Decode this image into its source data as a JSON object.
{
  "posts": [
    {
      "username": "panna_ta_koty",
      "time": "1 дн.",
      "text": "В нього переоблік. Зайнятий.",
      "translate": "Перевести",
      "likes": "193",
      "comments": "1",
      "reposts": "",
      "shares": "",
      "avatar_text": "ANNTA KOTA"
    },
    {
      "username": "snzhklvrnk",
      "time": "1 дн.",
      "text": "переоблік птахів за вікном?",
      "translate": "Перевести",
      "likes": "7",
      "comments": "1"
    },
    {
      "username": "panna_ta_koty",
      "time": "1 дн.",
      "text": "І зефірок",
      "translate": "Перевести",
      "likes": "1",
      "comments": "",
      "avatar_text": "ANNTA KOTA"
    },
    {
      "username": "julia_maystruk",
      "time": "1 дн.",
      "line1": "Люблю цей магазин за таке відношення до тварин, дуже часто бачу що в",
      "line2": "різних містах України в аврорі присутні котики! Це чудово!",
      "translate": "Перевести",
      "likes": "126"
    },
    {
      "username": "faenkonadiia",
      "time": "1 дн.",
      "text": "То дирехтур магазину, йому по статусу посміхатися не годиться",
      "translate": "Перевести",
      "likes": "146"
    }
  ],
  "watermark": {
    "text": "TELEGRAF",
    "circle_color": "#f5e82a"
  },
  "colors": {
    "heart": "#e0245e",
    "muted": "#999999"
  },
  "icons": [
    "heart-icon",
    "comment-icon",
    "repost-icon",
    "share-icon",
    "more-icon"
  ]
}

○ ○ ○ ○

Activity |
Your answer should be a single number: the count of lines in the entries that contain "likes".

Answer for the task |
5